** TASK MATERIAL follows **

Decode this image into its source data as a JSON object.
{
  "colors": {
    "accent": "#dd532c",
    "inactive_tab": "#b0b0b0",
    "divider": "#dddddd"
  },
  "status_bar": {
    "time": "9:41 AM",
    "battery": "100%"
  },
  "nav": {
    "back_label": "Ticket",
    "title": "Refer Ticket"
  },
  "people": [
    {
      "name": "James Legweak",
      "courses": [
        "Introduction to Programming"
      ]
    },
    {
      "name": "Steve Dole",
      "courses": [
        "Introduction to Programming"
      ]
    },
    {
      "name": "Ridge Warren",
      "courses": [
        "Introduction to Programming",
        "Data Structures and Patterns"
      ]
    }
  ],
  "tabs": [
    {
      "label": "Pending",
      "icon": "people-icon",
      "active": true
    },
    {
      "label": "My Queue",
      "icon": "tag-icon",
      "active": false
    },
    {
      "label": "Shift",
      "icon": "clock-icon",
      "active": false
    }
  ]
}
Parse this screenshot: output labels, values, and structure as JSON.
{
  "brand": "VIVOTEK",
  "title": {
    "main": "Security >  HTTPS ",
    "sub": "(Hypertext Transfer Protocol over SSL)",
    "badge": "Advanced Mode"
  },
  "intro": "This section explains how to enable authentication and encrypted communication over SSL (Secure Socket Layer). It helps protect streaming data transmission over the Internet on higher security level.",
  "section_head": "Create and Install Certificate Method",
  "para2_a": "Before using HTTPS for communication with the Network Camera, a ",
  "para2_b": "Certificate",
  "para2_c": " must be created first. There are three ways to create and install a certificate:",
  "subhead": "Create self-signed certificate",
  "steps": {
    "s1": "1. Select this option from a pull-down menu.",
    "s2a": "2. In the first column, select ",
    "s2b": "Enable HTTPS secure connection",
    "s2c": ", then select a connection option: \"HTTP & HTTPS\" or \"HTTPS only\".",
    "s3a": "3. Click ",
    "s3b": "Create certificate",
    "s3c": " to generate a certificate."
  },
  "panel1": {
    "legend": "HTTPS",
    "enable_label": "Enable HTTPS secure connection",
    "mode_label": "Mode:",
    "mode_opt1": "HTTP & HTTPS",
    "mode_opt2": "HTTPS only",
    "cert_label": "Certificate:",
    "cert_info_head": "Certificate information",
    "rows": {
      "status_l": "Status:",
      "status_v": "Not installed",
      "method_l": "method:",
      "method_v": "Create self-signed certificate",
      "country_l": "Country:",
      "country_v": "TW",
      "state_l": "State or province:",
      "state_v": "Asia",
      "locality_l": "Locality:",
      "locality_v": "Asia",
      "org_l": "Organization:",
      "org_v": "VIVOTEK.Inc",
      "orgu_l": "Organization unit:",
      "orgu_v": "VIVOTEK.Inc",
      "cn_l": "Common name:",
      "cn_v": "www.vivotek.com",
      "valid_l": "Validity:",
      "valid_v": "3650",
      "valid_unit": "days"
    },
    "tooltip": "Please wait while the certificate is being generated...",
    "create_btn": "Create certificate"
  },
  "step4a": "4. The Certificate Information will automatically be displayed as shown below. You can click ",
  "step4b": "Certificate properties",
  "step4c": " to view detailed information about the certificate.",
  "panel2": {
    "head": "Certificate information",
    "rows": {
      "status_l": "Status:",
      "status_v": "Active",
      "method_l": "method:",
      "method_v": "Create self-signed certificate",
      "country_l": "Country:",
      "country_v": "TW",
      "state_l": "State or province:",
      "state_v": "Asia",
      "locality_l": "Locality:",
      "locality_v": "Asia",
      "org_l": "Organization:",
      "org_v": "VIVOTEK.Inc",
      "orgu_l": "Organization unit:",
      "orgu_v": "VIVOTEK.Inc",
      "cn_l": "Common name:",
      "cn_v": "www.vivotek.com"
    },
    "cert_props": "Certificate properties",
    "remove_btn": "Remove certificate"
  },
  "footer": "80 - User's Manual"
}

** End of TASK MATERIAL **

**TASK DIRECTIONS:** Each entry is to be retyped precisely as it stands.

**ANSWER BOX:**
Decode this image into its source data as a JSON object.
{
  "colors": {
    "accent": "#dd532c",
    "inactive_tab": "#b0b0b0",
    "divider": "#dddddd"
  },
  "status_bar": {
    "time": "9:41 AM",
    "battery": "100%"
  },
  "nav": {
    "back_label": "Ticket",
    "title": "Refer Ticket"
  },
  "people": [
    {
      "name": "James Legweak",
      "courses": [
        "Introduction to Programming"
      ]
    },
    {
      "name": "Steve Dole",
      "courses": [
        "Introduction to Programming"
      ]
    },
    {
      "name": "Ridge Warren",
      "courses": [
        "Introduction to Programming",
        "Data Structures and Patterns"
      ]
    }
  ],
  "tabs": [
    {
      "label": "Pending",
      "icon": "people-icon",
      "active": true
    },
    {
      "label": "My Queue",
      "icon": "tag-icon",
      "active": false
    },
    {
      "label": "Shift",
      "icon": "clock-icon",
      "active": false
    }
  ]
}
Parse this screenshot: output labels, values, and structure as JSON.
{
  "brand": "VIVOTEK",
  "title": {
    "main": "Security >  HTTPS ",
    "sub": "(Hypertext Transfer Protocol over SSL)",
    "badge": "Advanced Mode"
  },
  "intro": "This section explains how to enable authentication and encrypted communication over SSL (Secure Socket Layer). It helps protect streaming data transmission over the Internet on higher security level.",
  "section_head": "Create and Install Certificate Method",
  "para2_a": "Before using HTTPS for communication with the Network Camera, a ",
  "para2_b": "Certificate",
  "para2_c": " must be created first. There are three ways to create and install a certificate:",
  "subhead": "Create self-signed certificate",
  "steps": {
    "s1": "1. Select this option from a pull-down menu.",
    "s2a": "2. In the first column, select ",
    "s2b": "Enable HTTPS secure connection",
    "s2c": ", then select a connection option: \"HTTP & HTTPS\" or \"HTTPS only\".",
    "s3a": "3. Click ",
    "s3b": "Create certificate",
    "s3c": " to generate a certificate."
  },
  "panel1": {
    "legend": "HTTPS",
    "enable_label": "Enable HTTPS secure connection",
    "mode_label": "Mode:",
    "mode_opt1": "HTTP & HTTPS",
    "mode_opt2": "HTTPS only",
    "cert_label": "Certificate:",
    "cert_info_head": "Certificate information",
    "rows": {
      "status_l": "Status:",
      "status_v": "Not installed",
      "method_l": "method:",
      "method_v": "Create self-signed certificate",
      "country_l": "Country:",
      "country_v": "TW",
      "state_l": "State or province:",
      "state_v": "Asia",
      "locality_l": "Locality:",
      "locality_v": "Asia",
      "org_l": "Organization:",
      "org_v": "VIVOTEK.Inc",
      "orgu_l": "Organization unit:",
      "orgu_v": "VIVOTEK.Inc",
      "cn_l": "Common name:",
      "cn_v": "www.vivotek.com",
      "valid_l": "Validity:",
      "valid_v": "3650",
      "valid_unit": "days"
    },
    "tooltip": "Please wait while the certificate is being generated...",
    "create_btn": "Create certificate"
  },
  "step4a": "4. The Certificate Information will automatically be displayed as shown below. You can click ",
  "step4b": "Certificate properties",
  "step4c": " to view detailed information about the certificate.",
  "panel2": {
    "head": "Certificate information",
    "rows": {
      "status_l": "Status:",
      "status_v": "Active",
      "method_l": "method:",
      "method_v": "Create self-signed certificate",
      "country_l": "Country:",
      "country_v": "TW",
      "state_l": "State or province:",
      "state_v": "Asia",
      "locality_l": "Locality:",
      "locality_v": "Asia",
      "org_l": "Organization:",
      "org_v": "VIVOTEK.Inc",
      "orgu_l": "Organization unit:",
      "orgu_v": "VIVOTEK.Inc",
      "cn_l": "Common name:",
      "cn_v": "www.vivotek.com"
    },
    "cert_props": "Certificate properties",
    "remove_btn": "Remove certificate"
  },
  "footer": "80 - User's Manual"
}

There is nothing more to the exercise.